Data for this exercise:
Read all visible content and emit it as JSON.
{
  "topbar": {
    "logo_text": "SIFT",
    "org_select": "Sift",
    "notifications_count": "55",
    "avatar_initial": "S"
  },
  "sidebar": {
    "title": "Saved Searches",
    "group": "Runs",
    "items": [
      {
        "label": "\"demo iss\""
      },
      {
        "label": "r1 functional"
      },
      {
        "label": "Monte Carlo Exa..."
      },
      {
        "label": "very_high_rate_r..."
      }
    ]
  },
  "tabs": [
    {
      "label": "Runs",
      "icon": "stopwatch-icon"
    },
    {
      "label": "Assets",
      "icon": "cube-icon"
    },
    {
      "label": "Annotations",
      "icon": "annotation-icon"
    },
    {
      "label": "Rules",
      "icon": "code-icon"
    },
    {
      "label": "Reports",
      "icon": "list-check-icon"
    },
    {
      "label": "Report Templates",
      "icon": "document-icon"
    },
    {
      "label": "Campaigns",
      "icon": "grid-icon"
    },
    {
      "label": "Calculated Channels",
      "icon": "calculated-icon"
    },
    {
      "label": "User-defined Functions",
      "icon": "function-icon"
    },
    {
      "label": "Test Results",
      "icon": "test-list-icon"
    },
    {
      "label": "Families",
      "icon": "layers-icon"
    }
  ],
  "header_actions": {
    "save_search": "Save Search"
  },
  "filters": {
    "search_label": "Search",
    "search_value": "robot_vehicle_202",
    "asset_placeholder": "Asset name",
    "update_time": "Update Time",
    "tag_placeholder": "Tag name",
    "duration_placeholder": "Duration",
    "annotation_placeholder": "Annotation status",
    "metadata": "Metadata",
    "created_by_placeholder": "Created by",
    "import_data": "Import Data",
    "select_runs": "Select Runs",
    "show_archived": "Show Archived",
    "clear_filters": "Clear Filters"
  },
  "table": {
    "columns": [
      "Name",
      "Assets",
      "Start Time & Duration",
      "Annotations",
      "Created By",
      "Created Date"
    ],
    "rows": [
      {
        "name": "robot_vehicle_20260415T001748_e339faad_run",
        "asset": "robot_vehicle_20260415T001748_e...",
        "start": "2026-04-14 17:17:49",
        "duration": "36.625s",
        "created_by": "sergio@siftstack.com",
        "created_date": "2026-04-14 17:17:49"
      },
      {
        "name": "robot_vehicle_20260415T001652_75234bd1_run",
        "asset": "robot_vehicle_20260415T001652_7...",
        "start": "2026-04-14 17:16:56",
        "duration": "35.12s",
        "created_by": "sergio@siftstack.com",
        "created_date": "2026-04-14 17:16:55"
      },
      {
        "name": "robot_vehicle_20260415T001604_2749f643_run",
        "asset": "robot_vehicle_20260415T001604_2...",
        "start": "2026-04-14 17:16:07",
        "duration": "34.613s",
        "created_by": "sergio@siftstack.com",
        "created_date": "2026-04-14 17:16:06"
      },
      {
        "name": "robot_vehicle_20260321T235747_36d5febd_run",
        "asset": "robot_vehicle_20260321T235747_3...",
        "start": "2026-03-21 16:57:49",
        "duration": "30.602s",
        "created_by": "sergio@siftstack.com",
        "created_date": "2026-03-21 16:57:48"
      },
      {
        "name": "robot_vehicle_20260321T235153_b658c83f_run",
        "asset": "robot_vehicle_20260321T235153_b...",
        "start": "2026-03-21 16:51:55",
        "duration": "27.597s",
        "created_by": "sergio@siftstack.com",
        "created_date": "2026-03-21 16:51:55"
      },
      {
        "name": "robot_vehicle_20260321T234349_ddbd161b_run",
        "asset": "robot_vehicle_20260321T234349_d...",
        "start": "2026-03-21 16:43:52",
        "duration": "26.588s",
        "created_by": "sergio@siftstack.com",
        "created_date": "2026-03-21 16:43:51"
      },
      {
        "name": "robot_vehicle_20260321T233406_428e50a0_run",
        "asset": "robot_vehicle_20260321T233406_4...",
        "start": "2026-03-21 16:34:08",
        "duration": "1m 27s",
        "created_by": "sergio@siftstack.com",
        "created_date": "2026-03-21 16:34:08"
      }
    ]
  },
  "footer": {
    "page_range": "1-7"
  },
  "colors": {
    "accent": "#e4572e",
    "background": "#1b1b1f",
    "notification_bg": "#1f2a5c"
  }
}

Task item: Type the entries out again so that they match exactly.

Result of this exercise:
Read all visible content and emit it as JSON.
{
  "topbar": {
    "logo_text": "SIFT",
    "org_select": "Sift",
    "notifications_count": "55",
    "avatar_initial": "S"
  },
  "sidebar": {
    "title": "Saved Searches",
    "group": "Runs",
    "items": [
      {
        "label": "\"demo iss\""
      },
      {
        "label": "r1 functional"
      },
      {
        "label": "Monte Carlo Exa..."
      },
      {
        "label": "very_high_rate_r..."
      }
    ]
  },
  "tabs": [
    {
      "label": "Runs",
      "icon": "stopwatch-icon"
    },
    {
      "label": "Assets",
      "icon": "cube-icon"
    },
    {
      "label": "Annotations",
      "icon": "annotation-icon"
    },
    {
      "label": "Rules",
      "icon": "code-icon"
    },
    {
      "label": "Reports",
      "icon": "list-check-icon"
    },
    {
      "label": "Report Templates",
      "icon": "document-icon"
    },
    {
      "label": "Campaigns",
      "icon": "grid-icon"
    },
    {
      "label": "Calculated Channels",
      "icon": "calculated-icon"
    },
    {
      "label": "User-defined Functions",
      "icon": "function-icon"
    },
    {
      "label": "Test Results",
      "icon": "test-list-icon"
    },
    {
      "label": "Families",
      "icon": "layers-icon"
    }
  ],
  "header_actions": {
    "save_search": "Save Search"
  },
  "filters": {
    "search_label": "Search",
    "search_value": "robot_vehicle_202",
    "asset_placeholder": "Asset name",
    "update_time": "Update Time",
    "tag_placeholder": "Tag name",
    "duration_placeholder": "Duration",
    "annotation_placeholder": "Annotation status",
    "metadata": "Metadata",
    "created_by_placeholder": "Created by",
    "import_data": "Import Data",
    "select_runs": "Select Runs",
    "show_archived": "Show Archived",
    "clear_filters": "Clear Filters"
  },
  "table": {
    "columns": [
      "Name",
      "Assets",
      "Start Time & Duration",
      "Annotations",
      "Created By",
      "Created Date"
    ],
    "rows": [
      {
        "name": "robot_vehicle_20260415T001748_e339faad_run",
        "asset": "robot_vehicle_20260415T001748_e...",
        "start": "2026-04-14 17:17:49",
        "duration": "36.625s",
        "created_by": "sergio@siftstack.com",
        "created_date": "2026-04-14 17:17:49"
      },
      {
        "name": "robot_vehicle_20260415T001652_75234bd1_run",
        "asset": "robot_vehicle_20260415T001652_7...",
        "start": "2026-04-14 17:16:56",
        "duration": "35.12s",
        "created_by": "sergio@siftstack.com",
        "created_date": "2026-04-14 17:16:55"
      },
      {
        "name": "robot_vehicle_20260415T001604_2749f643_run",
        "asset": "robot_vehicle_20260415T001604_2...",
        "start": "2026-04-14 17:16:07",
        "duration": "34.613s",
        "created_by": "sergio@siftstack.com",
        "created_date": "2026-04-14 17:16:06"
      },
      {
        "name": "robot_vehicle_20260321T235747_36d5febd_run",
        "asset": "robot_vehicle_20260321T235747_3...",
        "start": "2026-03-21 16:57:49",
        "duration": "30.602s",
        "created_by": "sergio@siftstack.com",
        "created_date": "2026-03-21 16:57:48"
      },
      {
        "name": "robot_vehicle_20260321T235153_b658c83f_run",
        "asset": "robot_vehicle_20260321T235153_b...",
        "start": "2026-03-21 16:51:55",
        "duration": "27.597s",
        "created_by": "sergio@siftstack.com",
        "created_date": "2026-03-21 16:51:55"
      },
      {
        "name": "robot_vehicle_20260321T234349_ddbd161b_run",
        "asset": "robot_vehicle_20260321T234349_d...",
        "start": "2026-03-21 16:43:52",
        "duration": "26.588s",
        "created_by": "sergio@siftstack.com",
        "created_date": "2026-03-21 16:43:51"
      },
      {
        "name": "robot_vehicle_20260321T233406_428e50a0_run",
        "asset": "robot_vehicle_20260321T233406_4...",
        "start": "2026-03-21 16:34:08",
        "duration": "1m 27s",
        "created_by": "sergio@siftstack.com",
        "created_date": "2026-03-21 16:34:08"
      }
    ]
  },
  "footer": {
    "page_range": "1-7"
  },
  "colors": {
    "accent": "#e4572e",
    "background": "#1b1b1f",
    "notification_bg": "#1f2a5c"
  }
}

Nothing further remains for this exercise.